## TASK INSTRUCTIONS
Retype the records below exactly. Leave nothing out.

Extracted data entries
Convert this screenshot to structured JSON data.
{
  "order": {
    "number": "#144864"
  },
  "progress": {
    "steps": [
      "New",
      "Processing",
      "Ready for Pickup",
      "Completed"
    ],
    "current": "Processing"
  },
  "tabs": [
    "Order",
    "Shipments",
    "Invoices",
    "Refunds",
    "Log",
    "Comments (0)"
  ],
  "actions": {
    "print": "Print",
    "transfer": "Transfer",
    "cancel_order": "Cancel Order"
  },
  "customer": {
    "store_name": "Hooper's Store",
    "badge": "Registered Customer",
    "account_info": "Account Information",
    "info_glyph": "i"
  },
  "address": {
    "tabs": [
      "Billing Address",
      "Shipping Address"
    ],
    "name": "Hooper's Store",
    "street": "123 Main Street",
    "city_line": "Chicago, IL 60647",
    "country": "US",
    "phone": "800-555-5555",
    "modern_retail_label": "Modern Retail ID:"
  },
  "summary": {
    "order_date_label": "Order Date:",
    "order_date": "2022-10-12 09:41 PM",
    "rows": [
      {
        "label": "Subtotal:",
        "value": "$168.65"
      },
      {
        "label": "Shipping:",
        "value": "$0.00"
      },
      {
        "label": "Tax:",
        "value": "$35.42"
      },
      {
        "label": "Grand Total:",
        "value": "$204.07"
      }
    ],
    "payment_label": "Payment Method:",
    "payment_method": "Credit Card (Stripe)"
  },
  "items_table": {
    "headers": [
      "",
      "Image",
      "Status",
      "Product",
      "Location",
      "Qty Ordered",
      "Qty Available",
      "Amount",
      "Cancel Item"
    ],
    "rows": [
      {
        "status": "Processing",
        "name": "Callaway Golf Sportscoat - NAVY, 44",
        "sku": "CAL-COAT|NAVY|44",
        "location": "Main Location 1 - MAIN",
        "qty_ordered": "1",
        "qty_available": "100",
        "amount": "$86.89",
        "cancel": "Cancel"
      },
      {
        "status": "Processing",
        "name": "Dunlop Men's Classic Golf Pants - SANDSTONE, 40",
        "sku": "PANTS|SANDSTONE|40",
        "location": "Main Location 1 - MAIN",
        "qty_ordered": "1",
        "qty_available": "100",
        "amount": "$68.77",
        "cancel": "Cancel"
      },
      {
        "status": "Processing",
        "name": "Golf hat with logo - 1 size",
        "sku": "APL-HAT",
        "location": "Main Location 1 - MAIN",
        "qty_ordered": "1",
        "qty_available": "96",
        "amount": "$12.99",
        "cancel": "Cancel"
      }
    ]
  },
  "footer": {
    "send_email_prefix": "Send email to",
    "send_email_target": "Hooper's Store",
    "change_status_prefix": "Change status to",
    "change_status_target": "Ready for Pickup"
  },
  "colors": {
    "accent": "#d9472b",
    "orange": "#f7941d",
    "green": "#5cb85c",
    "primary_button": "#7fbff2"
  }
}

## TASK RESPONSE
Convert this screenshot to structured JSON data.
{
  "order": {
    "number": "#144864"
  },
  "progress": {
    "steps": [
      "New",
      "Processing",
      "Ready for Pickup",
      "Completed"
    ],
    "current": "Processing"
  },
  "tabs": [
    "Order",
    "Shipments",
    "Invoices",
    "Refunds",
    "Log",
    "Comments (0)"
  ],
  "actions": {
    "print": "Print",
    "transfer": "Transfer",
    "cancel_order": "Cancel Order"
  },
  "customer": {
    "store_name": "Hooper's Store",
    "badge": "Registered Customer",
    "account_info": "Account Information",
    "info_glyph": "i"
  },
  "address": {
    "tabs": [
      "Billing Address",
      "Shipping Address"
    ],
    "name": "Hooper's Store",
    "street": "123 Main Street",
    "city_line": "Chicago, IL 60647",
    "country": "US",
    "phone": "800-555-5555",
    "modern_retail_label": "Modern Retail ID:"
  },
  "summary": {
    "order_date_label": "Order Date:",
    "order_date": "2022-10-12 09:41 PM",
    "rows": [
      {
        "label": "Subtotal:",
        "value": "$168.65"
      },
      {
        "label": "Shipping:",
        "value": "$0.00"
      },
      {
        "label": "Tax:",
        "value": "$35.42"
      },
      {
        "label": "Grand Total:",
        "value": "$204.07"
      }
    ],
    "payment_label": "Payment Method:",
    "payment_method": "Credit Card (Stripe)"
  },
  "items_table": {
    "headers": [
      "",
      "Image",
      "Status",
      "Product",
      "Location",
      "Qty Ordered",
      "Qty Available",
      "Amount",
      "Cancel Item"
    ],
    "rows": [
      {
        "status": "Processing",
        "name": "Callaway Golf Sportscoat - NAVY, 44",
        "sku": "CAL-COAT|NAVY|44",
        "location": "Main Location 1 - MAIN",
        "qty_ordered": "1",
        "qty_available": "100",
        "amount": "$86.89",
        "cancel": "Cancel"
      },
      {
        "status": "Processing",
        "name": "Dunlop Men's Classic Golf Pants - SANDSTONE, 40",
        "sku": "PANTS|SANDSTONE|40",
        "location": "Main Location 1 - MAIN",
        "qty_ordered": "1",
        "qty_available": "100",
        "amount": "$68.77",
        "cancel": "Cancel"
      },
      {
        "status": "Processing",
        "name": "Golf hat with logo - 1 size",
        "sku": "APL-HAT",
        "location": "Main Location 1 - MAIN",
        "qty_ordered": "1",
        "qty_available": "96",
        "amount": "$12.99",
        "cancel": "Cancel"
      }
    ]
  },
  "footer": {
    "send_email_prefix": "Send email to",
    "send_email_target": "Hooper's Store",
    "change_status_prefix": "Change status to",
    "change_status_target": "Ready for Pickup"
  },
  "colors": {
    "accent": "#d9472b",
    "orange": "#f7941d",
    "green": "#5cb85c",
    "primary_button": "#7fbff2"
  }
}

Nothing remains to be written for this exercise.